“Distributed ledger technology is revolutionising how fans and consumers interact with brands today,” said Playboy VP Blockchain innovation, Jamal Dauda. “Our goal is to deliver meaningful opportunities for ownership and unique value. The Rabbitars mark the beginning of true blockchain-based membership for Playboy. Just as Playboy Club keys gave millions of members a chance to step into the sophisticated lifestyle that the Playboy brand represents, NFTs today can do the same and so much more.”
The NFTs were put up for sale for 0.1953 Ethereum using crypto or US dollars in October 2021 across three sales stages: Pre-sale for whitelisted Ethereum-paying collectors; public sale for US dollar paying collections; and public sale for Ethereum-paying collectors.
Vicinity Centres: Experiential activation
To coincide with the festive season, shopper centre owner, Vicinity Centres, gave consumers the opportunity to explore eight NFT artists in its Galeries Sydney location.
The artists were displayed via an ‘NFTree’, a sculpted Christmas tree onsite made of glass, Perspex and mirrors. The eight artists featured were: Serwah Attafuah, Aldous Massie, Biance Beers, David Porte Beckefeld, James Jirat Patradoon, Jonathan Puc, Lucius (Sung Myeong) Ha and Rel Pham.
Bespoke signage was used in The Galeries to direct shoppers towards the exhibition and displayed QR codes which connected to each creator’s profile on Foundation and allowed consumers to purchase artwork. Each artist was also highlighted across social media channels and website.

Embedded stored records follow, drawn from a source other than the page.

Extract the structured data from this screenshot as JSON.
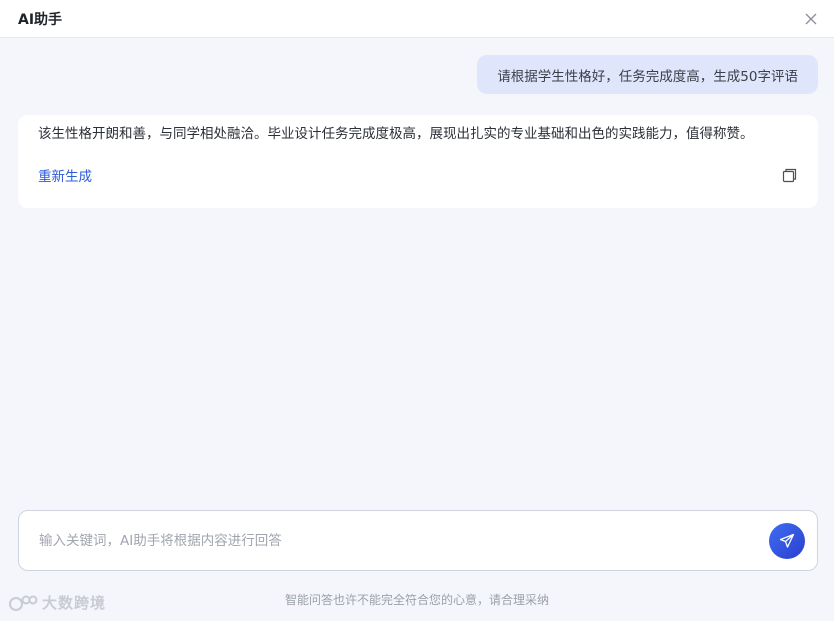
{
  "window": {
    "title": "AI助手",
    "close_icon": "close-icon"
  },
  "chat": {
    "user_message": "请根据学生性格好，任务完成度高，生成50字评语",
    "ai_reply": "该生性格开朗和善，与同学相处融洽。毕业设计任务完成度极高，展现出扎实的专业基础和出色的实践能力，值得称赞。",
    "regenerate_label": "重新生成",
    "copy_icon": "copy-icon"
  },
  "input": {
    "placeholder": "输入关键词，AI助手将根据内容进行回答",
    "value": "",
    "send_icon": "send-icon"
  },
  "footer": {
    "disclaimer": "智能问答也许不能完全符合您的心意，请合理采纳"
  },
  "watermark": {
    "text": "大数跨境"
  },
  "colors": {
    "background": "#f4f6fb",
    "user_bubble": "#dfe6fb",
    "link": "#2e5bd8",
    "send_button": "#3152e0"
  }
}
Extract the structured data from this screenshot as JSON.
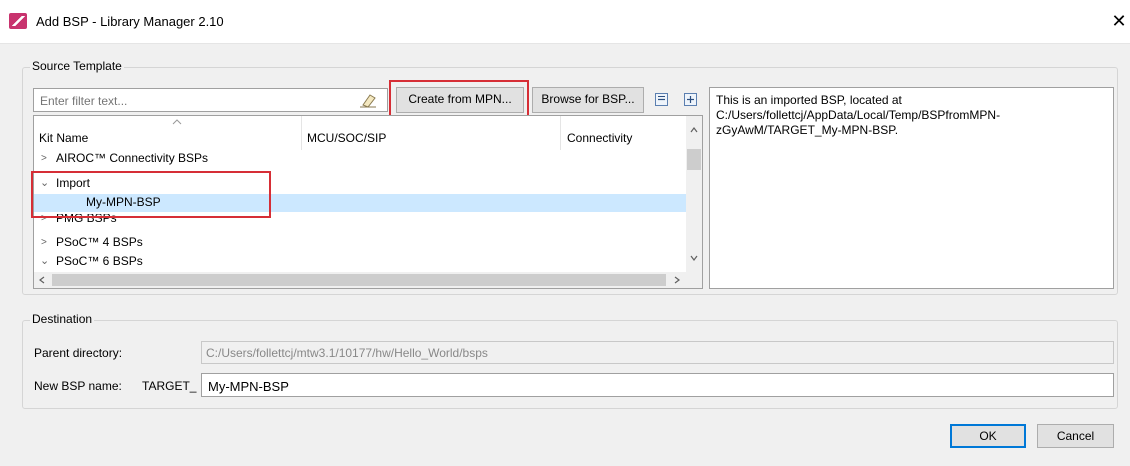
{
  "window": {
    "title": "Add BSP - Library Manager 2.10",
    "close_glyph": "✕"
  },
  "source_template": {
    "legend": "Source Template",
    "filter_placeholder": "Enter filter text...",
    "create_from_mpn": "Create from MPN...",
    "browse_for_bsp": "Browse for BSP...",
    "columns": [
      "Kit Name",
      "MCU/SOC/SIP",
      "Connectivity"
    ],
    "rows": [
      {
        "label": "AIROC™ Connectivity BSPs",
        "expanded": false
      },
      {
        "label": "Import",
        "expanded": true
      },
      {
        "label": "My-MPN-BSP",
        "child": true,
        "selected": true
      },
      {
        "label": "PMG BSPs",
        "expanded": false
      },
      {
        "label": "PSoC™ 4 BSPs",
        "expanded": false
      },
      {
        "label": "PSoC™ 6 BSPs",
        "expanded": true
      }
    ],
    "description": "This is an imported BSP, located at C:/Users/follettcj/AppData/Local/Temp/BSPfromMPN-zGyAwM/TARGET_My-MPN-BSP."
  },
  "destination": {
    "legend": "Destination",
    "parent_label": "Parent directory:",
    "parent_value": "C:/Users/follettcj/mtw3.1/10177/hw/Hello_World/bsps",
    "name_label": "New BSP name:",
    "name_prefix": "TARGET_",
    "name_value": "My-MPN-BSP"
  },
  "buttons": {
    "ok": "OK",
    "cancel": "Cancel"
  },
  "colors": {
    "highlight": "#d62e36",
    "selection": "#cce8ff",
    "accent": "#0078d7"
  }
}
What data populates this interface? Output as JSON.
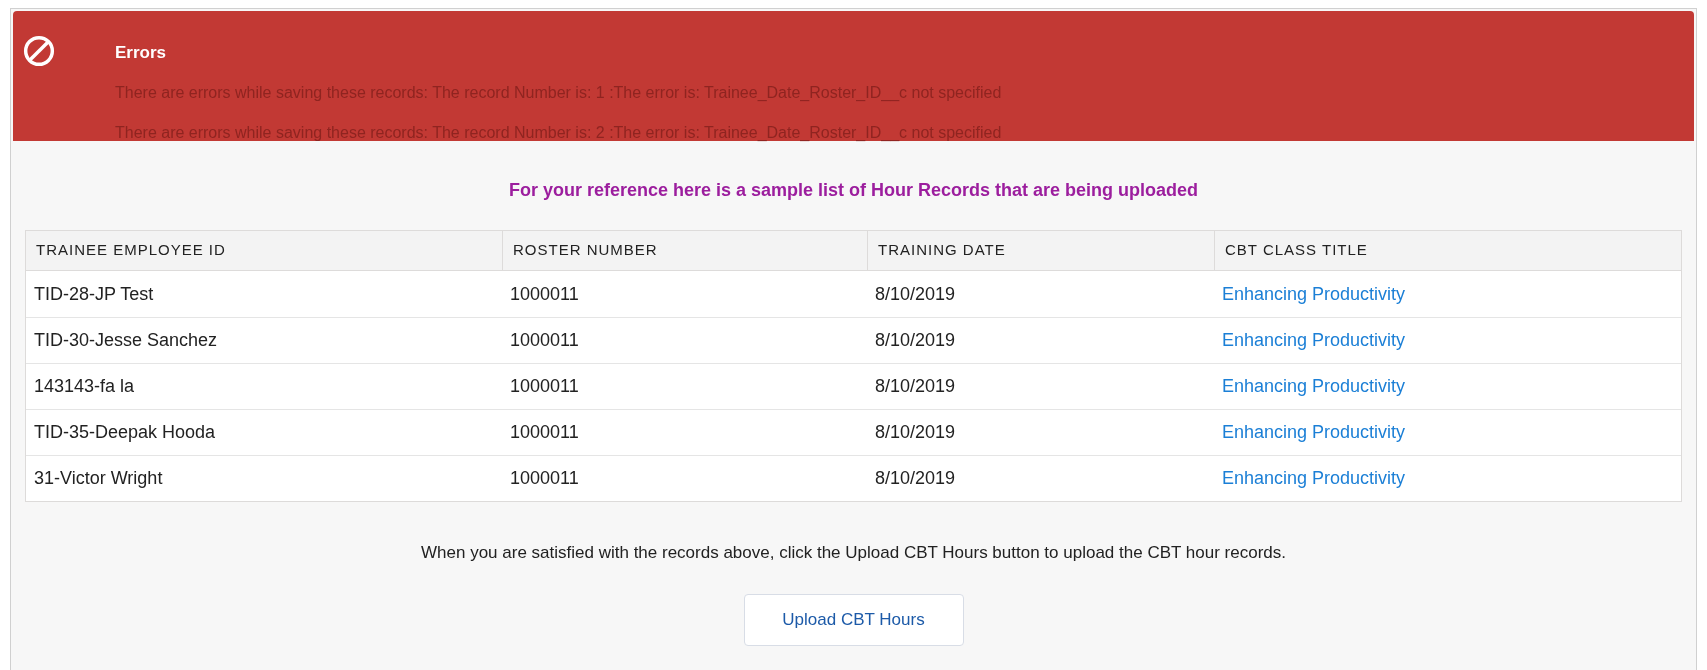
{
  "error_banner": {
    "title": "Errors",
    "messages": [
      "There are errors while saving these records: The record Number is: 1 :The error is: Trainee_Date_Roster_ID__c not specified",
      "There are errors while saving these records: The record Number is: 2 :The error is: Trainee_Date_Roster_ID__c not specified"
    ]
  },
  "heading": "For your reference here is a sample list of Hour Records that are being uploaded",
  "table": {
    "columns": [
      "TRAINEE EMPLOYEE ID",
      "ROSTER NUMBER",
      "TRAINING DATE",
      "CBT CLASS TITLE"
    ],
    "rows": [
      [
        "TID-28-JP Test",
        "1000011",
        "8/10/2019",
        "Enhancing Productivity"
      ],
      [
        "TID-30-Jesse Sanchez",
        "1000011",
        "8/10/2019",
        "Enhancing Productivity"
      ],
      [
        "143143-fa la",
        "1000011",
        "8/10/2019",
        "Enhancing Productivity"
      ],
      [
        "TID-35-Deepak Hooda",
        "1000011",
        "8/10/2019",
        "Enhancing Productivity"
      ],
      [
        "31-Victor Wright",
        "1000011",
        "8/10/2019",
        "Enhancing Productivity"
      ]
    ]
  },
  "instructions": "When you are satisfied with the records above, click the Upload CBT Hours button to upload the CBT hour records.",
  "button": "Upload CBT Hours"
}
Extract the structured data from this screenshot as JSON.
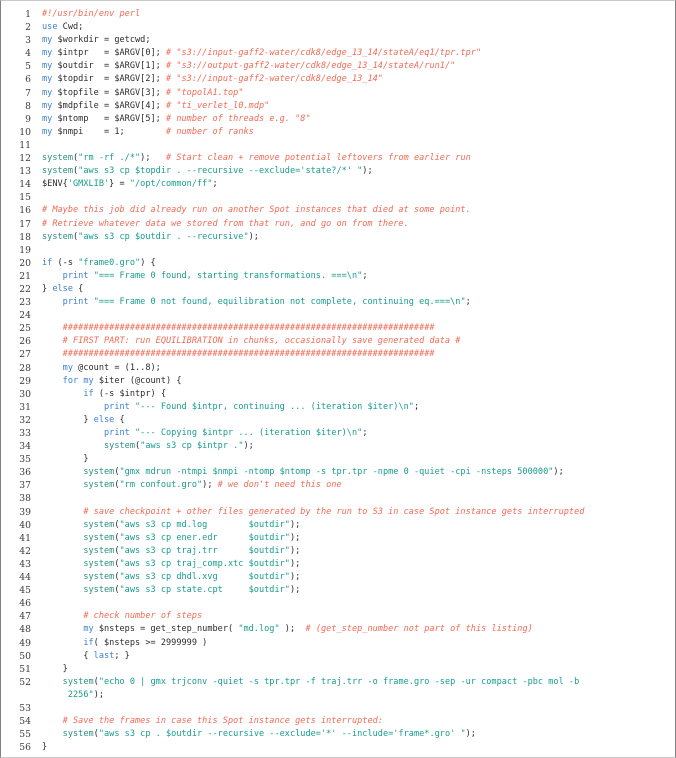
{
  "listing": {
    "language": "perl",
    "title": "Perl driver script for GROMACS equilibration on AWS Spot",
    "colors": {
      "background": "#ffffff",
      "border": "#808080",
      "lineno": "#3a3a3a",
      "keyword": "#3a7fd5",
      "string": "#179c8c",
      "comment": "#f26a55",
      "function": "#2a8f80",
      "plain": "#2b2b2b"
    },
    "first_line_number": 1,
    "last_line_number": 56,
    "lines": [
      {
        "n": "1",
        "tokens": [
          {
            "t": "cmt",
            "s": "#!/usr/bin/env perl"
          }
        ]
      },
      {
        "n": "2",
        "tokens": [
          {
            "t": "kw",
            "s": "use"
          },
          {
            "t": "plain",
            "s": " Cwd;"
          }
        ]
      },
      {
        "n": "3",
        "tokens": [
          {
            "t": "kw",
            "s": "my"
          },
          {
            "t": "plain",
            "s": " $workdir = getcwd;"
          }
        ]
      },
      {
        "n": "4",
        "tokens": [
          {
            "t": "kw",
            "s": "my"
          },
          {
            "t": "plain",
            "s": " $intpr   = $ARGV[0]; "
          },
          {
            "t": "cmt",
            "s": "# \"s3://input-gaff2-water/cdk8/edge_13_14/stateA/eq1/tpr.tpr\""
          }
        ]
      },
      {
        "n": "5",
        "tokens": [
          {
            "t": "kw",
            "s": "my"
          },
          {
            "t": "plain",
            "s": " $outdir  = $ARGV[1]; "
          },
          {
            "t": "cmt",
            "s": "# \"s3://output-gaff2-water/cdk8/edge_13_14/stateA/run1/\""
          }
        ]
      },
      {
        "n": "6",
        "tokens": [
          {
            "t": "kw",
            "s": "my"
          },
          {
            "t": "plain",
            "s": " $topdir  = $ARGV[2]; "
          },
          {
            "t": "cmt",
            "s": "# \"s3://input-gaff2-water/cdk8/edge_13_14\""
          }
        ]
      },
      {
        "n": "7",
        "tokens": [
          {
            "t": "kw",
            "s": "my"
          },
          {
            "t": "plain",
            "s": " $topfile = $ARGV[3]; "
          },
          {
            "t": "cmt",
            "s": "# \"topolA1.top\""
          }
        ]
      },
      {
        "n": "8",
        "tokens": [
          {
            "t": "kw",
            "s": "my"
          },
          {
            "t": "plain",
            "s": " $mdpfile = $ARGV[4]; "
          },
          {
            "t": "cmt",
            "s": "# \"ti_verlet_l0.mdp\""
          }
        ]
      },
      {
        "n": "9",
        "tokens": [
          {
            "t": "kw",
            "s": "my"
          },
          {
            "t": "plain",
            "s": " $ntomp   = $ARGV[5]; "
          },
          {
            "t": "cmt",
            "s": "# number of threads e.g. \"8\""
          }
        ]
      },
      {
        "n": "10",
        "tokens": [
          {
            "t": "kw",
            "s": "my"
          },
          {
            "t": "plain",
            "s": " $nmpi    = 1;        "
          },
          {
            "t": "cmt",
            "s": "# number of ranks"
          }
        ]
      },
      {
        "n": "11",
        "tokens": []
      },
      {
        "n": "12",
        "tokens": [
          {
            "t": "fn",
            "s": "system"
          },
          {
            "t": "plain",
            "s": "("
          },
          {
            "t": "str",
            "s": "\"rm -rf ./*\""
          },
          {
            "t": "plain",
            "s": ");   "
          },
          {
            "t": "cmt",
            "s": "# Start clean + remove potential leftovers from earlier run"
          }
        ]
      },
      {
        "n": "13",
        "tokens": [
          {
            "t": "fn",
            "s": "system"
          },
          {
            "t": "plain",
            "s": "("
          },
          {
            "t": "str",
            "s": "\"aws s3 cp $topdir . --recursive --exclude='state?/*' \""
          },
          {
            "t": "plain",
            "s": ");"
          }
        ]
      },
      {
        "n": "14",
        "tokens": [
          {
            "t": "plain",
            "s": "$ENV{"
          },
          {
            "t": "str",
            "s": "'GMXLIB'"
          },
          {
            "t": "plain",
            "s": "} = "
          },
          {
            "t": "str",
            "s": "\"/opt/common/ff\""
          },
          {
            "t": "plain",
            "s": ";"
          }
        ]
      },
      {
        "n": "15",
        "tokens": []
      },
      {
        "n": "16",
        "tokens": [
          {
            "t": "cmt",
            "s": "# Maybe this job did already run on another Spot instances that died at some point."
          }
        ]
      },
      {
        "n": "17",
        "tokens": [
          {
            "t": "cmt",
            "s": "# Retrieve whatever data we stored from that run, and go on from there."
          }
        ]
      },
      {
        "n": "18",
        "tokens": [
          {
            "t": "fn",
            "s": "system"
          },
          {
            "t": "plain",
            "s": "("
          },
          {
            "t": "str",
            "s": "\"aws s3 cp $outdir . --recursive\""
          },
          {
            "t": "plain",
            "s": ");"
          }
        ]
      },
      {
        "n": "19",
        "tokens": []
      },
      {
        "n": "20",
        "tokens": [
          {
            "t": "kw",
            "s": "if"
          },
          {
            "t": "plain",
            "s": " (-s "
          },
          {
            "t": "str",
            "s": "\"frame0.gro\""
          },
          {
            "t": "plain",
            "s": ") {"
          }
        ]
      },
      {
        "n": "21",
        "tokens": [
          {
            "t": "plain",
            "s": "    "
          },
          {
            "t": "kw",
            "s": "print"
          },
          {
            "t": "plain",
            "s": " "
          },
          {
            "t": "str",
            "s": "\"=== Frame 0 found, starting transformations. ===\\n\""
          },
          {
            "t": "plain",
            "s": ";"
          }
        ]
      },
      {
        "n": "22",
        "tokens": [
          {
            "t": "plain",
            "s": "} "
          },
          {
            "t": "kw",
            "s": "else"
          },
          {
            "t": "plain",
            "s": " {"
          }
        ]
      },
      {
        "n": "23",
        "tokens": [
          {
            "t": "plain",
            "s": "    "
          },
          {
            "t": "kw",
            "s": "print"
          },
          {
            "t": "plain",
            "s": " "
          },
          {
            "t": "str",
            "s": "\"=== Frame 0 not found, equilibration not complete, continuing eq.===\\n\""
          },
          {
            "t": "plain",
            "s": ";"
          }
        ]
      },
      {
        "n": "24",
        "tokens": []
      },
      {
        "n": "25",
        "tokens": [
          {
            "t": "plain",
            "s": "    "
          },
          {
            "t": "cmt",
            "s": "########################################################################"
          }
        ]
      },
      {
        "n": "26",
        "tokens": [
          {
            "t": "plain",
            "s": "    "
          },
          {
            "t": "cmt",
            "s": "# FIRST PART: run EQUILIBRATION in chunks, occasionally save generated data #"
          }
        ]
      },
      {
        "n": "27",
        "tokens": [
          {
            "t": "plain",
            "s": "    "
          },
          {
            "t": "cmt",
            "s": "########################################################################"
          }
        ]
      },
      {
        "n": "28",
        "tokens": [
          {
            "t": "plain",
            "s": "    "
          },
          {
            "t": "kw",
            "s": "my"
          },
          {
            "t": "plain",
            "s": " @count = (1..8);"
          }
        ]
      },
      {
        "n": "29",
        "tokens": [
          {
            "t": "plain",
            "s": "    "
          },
          {
            "t": "kw",
            "s": "for"
          },
          {
            "t": "plain",
            "s": " "
          },
          {
            "t": "kw",
            "s": "my"
          },
          {
            "t": "plain",
            "s": " $iter (@count) {"
          }
        ]
      },
      {
        "n": "30",
        "tokens": [
          {
            "t": "plain",
            "s": "        "
          },
          {
            "t": "kw",
            "s": "if"
          },
          {
            "t": "plain",
            "s": " (-s $intpr) {"
          }
        ]
      },
      {
        "n": "31",
        "tokens": [
          {
            "t": "plain",
            "s": "            "
          },
          {
            "t": "kw",
            "s": "print"
          },
          {
            "t": "plain",
            "s": " "
          },
          {
            "t": "str",
            "s": "\"--- Found $intpr, continuing ... (iteration $iter)\\n\""
          },
          {
            "t": "plain",
            "s": ";"
          }
        ]
      },
      {
        "n": "32",
        "tokens": [
          {
            "t": "plain",
            "s": "        } "
          },
          {
            "t": "kw",
            "s": "else"
          },
          {
            "t": "plain",
            "s": " {"
          }
        ]
      },
      {
        "n": "33",
        "tokens": [
          {
            "t": "plain",
            "s": "            "
          },
          {
            "t": "kw",
            "s": "print"
          },
          {
            "t": "plain",
            "s": " "
          },
          {
            "t": "str",
            "s": "\"--- Copying $intpr ... (iteration $iter)\\n\""
          },
          {
            "t": "plain",
            "s": ";"
          }
        ]
      },
      {
        "n": "34",
        "tokens": [
          {
            "t": "plain",
            "s": "            "
          },
          {
            "t": "fn",
            "s": "system"
          },
          {
            "t": "plain",
            "s": "("
          },
          {
            "t": "str",
            "s": "\"aws s3 cp $intpr .\""
          },
          {
            "t": "plain",
            "s": ");"
          }
        ]
      },
      {
        "n": "35",
        "tokens": [
          {
            "t": "plain",
            "s": "        }"
          }
        ]
      },
      {
        "n": "36",
        "tokens": [
          {
            "t": "plain",
            "s": "        "
          },
          {
            "t": "fn",
            "s": "system"
          },
          {
            "t": "plain",
            "s": "("
          },
          {
            "t": "str",
            "s": "\"gmx mdrun -ntmpi $nmpi -ntomp $ntomp -s tpr.tpr -npme 0 -quiet -cpi -nsteps 500000\""
          },
          {
            "t": "plain",
            "s": ");"
          }
        ]
      },
      {
        "n": "37",
        "tokens": [
          {
            "t": "plain",
            "s": "        "
          },
          {
            "t": "fn",
            "s": "system"
          },
          {
            "t": "plain",
            "s": "("
          },
          {
            "t": "str",
            "s": "\"rm confout.gro\""
          },
          {
            "t": "plain",
            "s": "); "
          },
          {
            "t": "cmt",
            "s": "# we don't need this one"
          }
        ]
      },
      {
        "n": "38",
        "tokens": []
      },
      {
        "n": "39",
        "tokens": [
          {
            "t": "plain",
            "s": "        "
          },
          {
            "t": "cmt",
            "s": "# save checkpoint + other files generated by the run to S3 in case Spot instance gets interrupted"
          }
        ]
      },
      {
        "n": "40",
        "tokens": [
          {
            "t": "plain",
            "s": "        "
          },
          {
            "t": "fn",
            "s": "system"
          },
          {
            "t": "plain",
            "s": "("
          },
          {
            "t": "str",
            "s": "\"aws s3 cp md.log        $outdir\""
          },
          {
            "t": "plain",
            "s": ");"
          }
        ]
      },
      {
        "n": "41",
        "tokens": [
          {
            "t": "plain",
            "s": "        "
          },
          {
            "t": "fn",
            "s": "system"
          },
          {
            "t": "plain",
            "s": "("
          },
          {
            "t": "str",
            "s": "\"aws s3 cp ener.edr      $outdir\""
          },
          {
            "t": "plain",
            "s": ");"
          }
        ]
      },
      {
        "n": "42",
        "tokens": [
          {
            "t": "plain",
            "s": "        "
          },
          {
            "t": "fn",
            "s": "system"
          },
          {
            "t": "plain",
            "s": "("
          },
          {
            "t": "str",
            "s": "\"aws s3 cp traj.trr      $outdir\""
          },
          {
            "t": "plain",
            "s": ");"
          }
        ]
      },
      {
        "n": "43",
        "tokens": [
          {
            "t": "plain",
            "s": "        "
          },
          {
            "t": "fn",
            "s": "system"
          },
          {
            "t": "plain",
            "s": "("
          },
          {
            "t": "str",
            "s": "\"aws s3 cp traj_comp.xtc $outdir\""
          },
          {
            "t": "plain",
            "s": ");"
          }
        ]
      },
      {
        "n": "44",
        "tokens": [
          {
            "t": "plain",
            "s": "        "
          },
          {
            "t": "fn",
            "s": "system"
          },
          {
            "t": "plain",
            "s": "("
          },
          {
            "t": "str",
            "s": "\"aws s3 cp dhdl.xvg      $outdir\""
          },
          {
            "t": "plain",
            "s": ");"
          }
        ]
      },
      {
        "n": "45",
        "tokens": [
          {
            "t": "plain",
            "s": "        "
          },
          {
            "t": "fn",
            "s": "system"
          },
          {
            "t": "plain",
            "s": "("
          },
          {
            "t": "str",
            "s": "\"aws s3 cp state.cpt     $outdir\""
          },
          {
            "t": "plain",
            "s": ");"
          }
        ]
      },
      {
        "n": "46",
        "tokens": []
      },
      {
        "n": "47",
        "tokens": [
          {
            "t": "plain",
            "s": "        "
          },
          {
            "t": "cmt",
            "s": "# check number of steps"
          }
        ]
      },
      {
        "n": "48",
        "tokens": [
          {
            "t": "plain",
            "s": "        "
          },
          {
            "t": "kw",
            "s": "my"
          },
          {
            "t": "plain",
            "s": " $nsteps = get_step_number( "
          },
          {
            "t": "str",
            "s": "\"md.log\""
          },
          {
            "t": "plain",
            "s": " );  "
          },
          {
            "t": "cmt",
            "s": "# (get_step_number not part of this listing)"
          }
        ]
      },
      {
        "n": "49",
        "tokens": [
          {
            "t": "plain",
            "s": "        "
          },
          {
            "t": "kw",
            "s": "if"
          },
          {
            "t": "plain",
            "s": "( $nsteps >= 2999999 )"
          }
        ]
      },
      {
        "n": "50",
        "tokens": [
          {
            "t": "plain",
            "s": "        { "
          },
          {
            "t": "kw",
            "s": "last"
          },
          {
            "t": "plain",
            "s": "; }"
          }
        ]
      },
      {
        "n": "51",
        "tokens": [
          {
            "t": "plain",
            "s": "    }"
          }
        ]
      },
      {
        "n": "52",
        "tokens": [
          {
            "t": "plain",
            "s": "    "
          },
          {
            "t": "fn",
            "s": "system"
          },
          {
            "t": "plain",
            "s": "("
          },
          {
            "t": "str",
            "s": "\"echo 0 | gmx trjconv -quiet -s tpr.tpr -f traj.trr -o frame.gro -sep -ur compact -pbc mol -b"
          }
        ]
      },
      {
        "n": "",
        "tokens": [
          {
            "t": "plain",
            "s": "     "
          },
          {
            "t": "str",
            "s": "2256\""
          },
          {
            "t": "plain",
            "s": ");"
          }
        ]
      },
      {
        "n": "53",
        "tokens": []
      },
      {
        "n": "54",
        "tokens": [
          {
            "t": "plain",
            "s": "    "
          },
          {
            "t": "cmt",
            "s": "# Save the frames in case this Spot instance gets interrupted:"
          }
        ]
      },
      {
        "n": "55",
        "tokens": [
          {
            "t": "plain",
            "s": "    "
          },
          {
            "t": "fn",
            "s": "system"
          },
          {
            "t": "plain",
            "s": "("
          },
          {
            "t": "str",
            "s": "\"aws s3 cp . $outdir --recursive --exclude='*' --include='frame*.gro' \""
          },
          {
            "t": "plain",
            "s": ");"
          }
        ]
      },
      {
        "n": "56",
        "tokens": [
          {
            "t": "plain",
            "s": "}"
          }
        ]
      }
    ]
  }
}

‘NFT: Illuminated’ was the first step in a newly developed creative platform, ‘It’s An Art’, for The Galeries Artist in Residence program and tied into the wider Christmas campaign, ‘Where there is light’.